Empty. Where are all of the sunspots in this height of solar activity? Space scientists are asking themselves the same question.
A big worry of many space scientists is that we’ll get a huge solar storm (a blast of high energy particles flung directly towards Earth). In such an advanced technological age, such prophesied solar wind events could wipe out our super-connected infrastructure; essentially anything electronic would malfunction. Imagine the consequences.
Scientists have devised an 11-year solar cycle of sorts. It charts the ups and downs in solar activity. Year 11 is the summit of such activity…and right now we’re in year 11. The good news is, such a powerful solar storm cannot happen unless the Sun starts to roar. Sunspots are the first indication something is about to happen. With a clean-skinned Sun, we have nothing to worry about…but our imperfect 11-year solar cycle!
We still know very little about what goes on inside the Sun. Vast amounts of research are being done all around the globe, in hopes of getting a better glimpse of just how our beloved star, shines.
The Kansas Department of Transportation has reported the closing this week of rest areas a mile west of Junction City on I-70 which is expected to save the state more than $200,000 a year.
Tracking the threat of light wintry weather for Friday!

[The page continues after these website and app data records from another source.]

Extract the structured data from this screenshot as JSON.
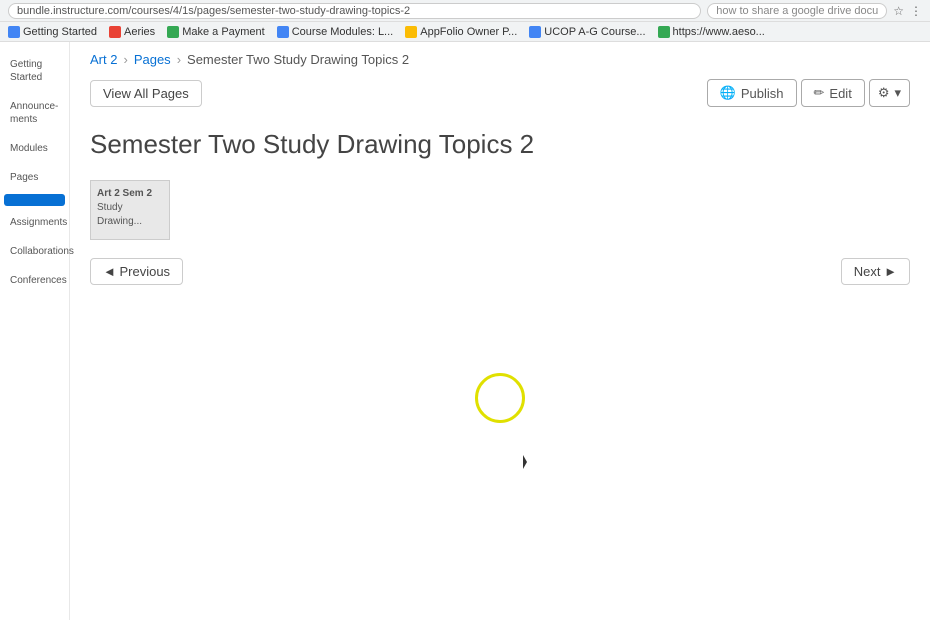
{
  "browser": {
    "url": "bundle.instructure.com/courses/4/1s/pages/semester-two-study-drawing-topics-2",
    "search_placeholder": "how to share a google drive document in canvas",
    "bookmarks": [
      {
        "label": "Getting Started",
        "color": "#4285f4"
      },
      {
        "label": "Aeries",
        "color": "#e94235"
      },
      {
        "label": "Make a Payment",
        "color": "#34a853"
      },
      {
        "label": "Course Modules: L...",
        "color": "#4285f4"
      },
      {
        "label": "AppFolio Owner P...",
        "color": "#fbbc04"
      },
      {
        "label": "UCOP A-G Course...",
        "color": "#4285f4"
      },
      {
        "label": "https://www.aeso...",
        "color": "#34a853"
      }
    ]
  },
  "breadcrumb": {
    "course": "Art 2",
    "section": "Pages",
    "current": "Semester Two Study Drawing Topics 2",
    "separator": "›"
  },
  "toolbar": {
    "view_all_pages": "View All Pages",
    "publish": "Publish",
    "edit": "Edit",
    "settings": "⚙",
    "settings_caret": "▾"
  },
  "page": {
    "title": "Semester Two Study Drawing Topics 2"
  },
  "content_card": {
    "line1": "Art 2 Sem 2",
    "line2": "Study",
    "line3": "Drawing..."
  },
  "navigation": {
    "previous": "◄ Previous",
    "next": "Next ►"
  },
  "sidebar": {
    "items": [
      {
        "label": "Getting\nStarted",
        "active": false
      },
      {
        "label": "Announcements",
        "active": false
      },
      {
        "label": "Modules",
        "active": false
      },
      {
        "label": "Pages",
        "active": false
      },
      {
        "label": "",
        "active": true
      },
      {
        "label": "Assignments",
        "active": false
      },
      {
        "label": "Collaborations",
        "active": false
      },
      {
        "label": "Conferences",
        "active": false
      }
    ]
  }
}
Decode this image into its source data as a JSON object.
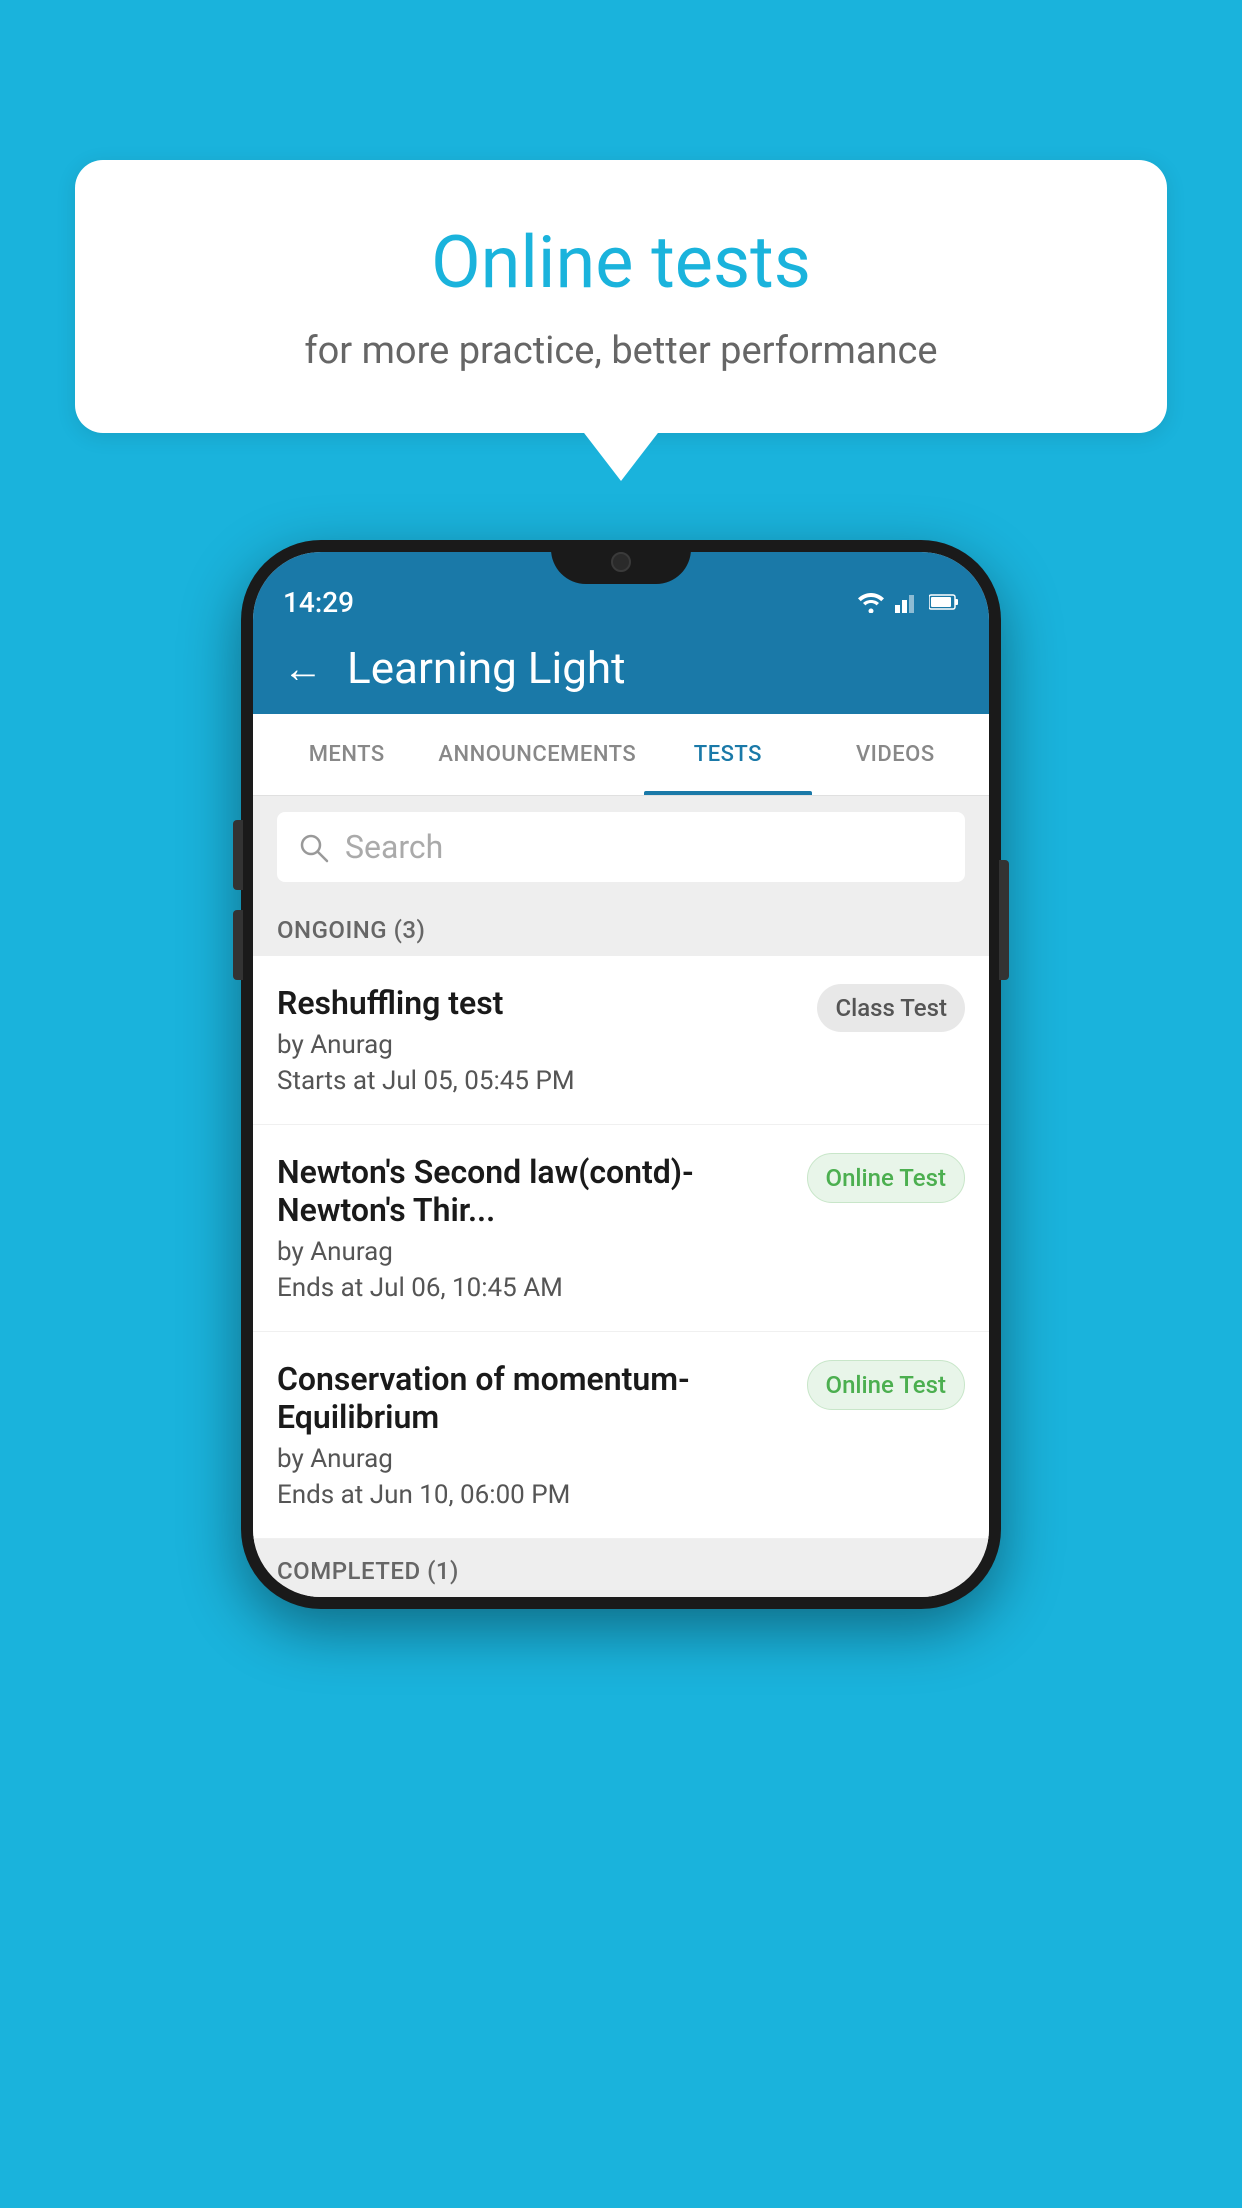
{
  "background": {
    "color": "#1ab3dc"
  },
  "speechBubble": {
    "title": "Online tests",
    "subtitle": "for more practice, better performance"
  },
  "phone": {
    "statusBar": {
      "time": "14:29",
      "icons": [
        "wifi",
        "signal",
        "battery"
      ]
    },
    "appBar": {
      "backLabel": "←",
      "title": "Learning Light"
    },
    "tabs": [
      {
        "label": "MENTS",
        "active": false
      },
      {
        "label": "ANNOUNCEMENTS",
        "active": false
      },
      {
        "label": "TESTS",
        "active": true
      },
      {
        "label": "VIDEOS",
        "active": false
      }
    ],
    "search": {
      "placeholder": "Search"
    },
    "sections": [
      {
        "header": "ONGOING (3)",
        "items": [
          {
            "title": "Reshuffling test",
            "author": "by Anurag",
            "time": "Starts at  Jul 05, 05:45 PM",
            "badge": "Class Test",
            "badgeType": "class"
          },
          {
            "title": "Newton's Second law(contd)-Newton's Thir...",
            "author": "by Anurag",
            "time": "Ends at  Jul 06, 10:45 AM",
            "badge": "Online Test",
            "badgeType": "online"
          },
          {
            "title": "Conservation of momentum-Equilibrium",
            "author": "by Anurag",
            "time": "Ends at  Jun 10, 06:00 PM",
            "badge": "Online Test",
            "badgeType": "online"
          }
        ]
      },
      {
        "header": "COMPLETED (1)",
        "items": []
      }
    ]
  }
}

Kansas Senate Majority Leader Terry Bruce has hired a new staffer who previously worked as an intern for U.S. Sen. Jerry Moran.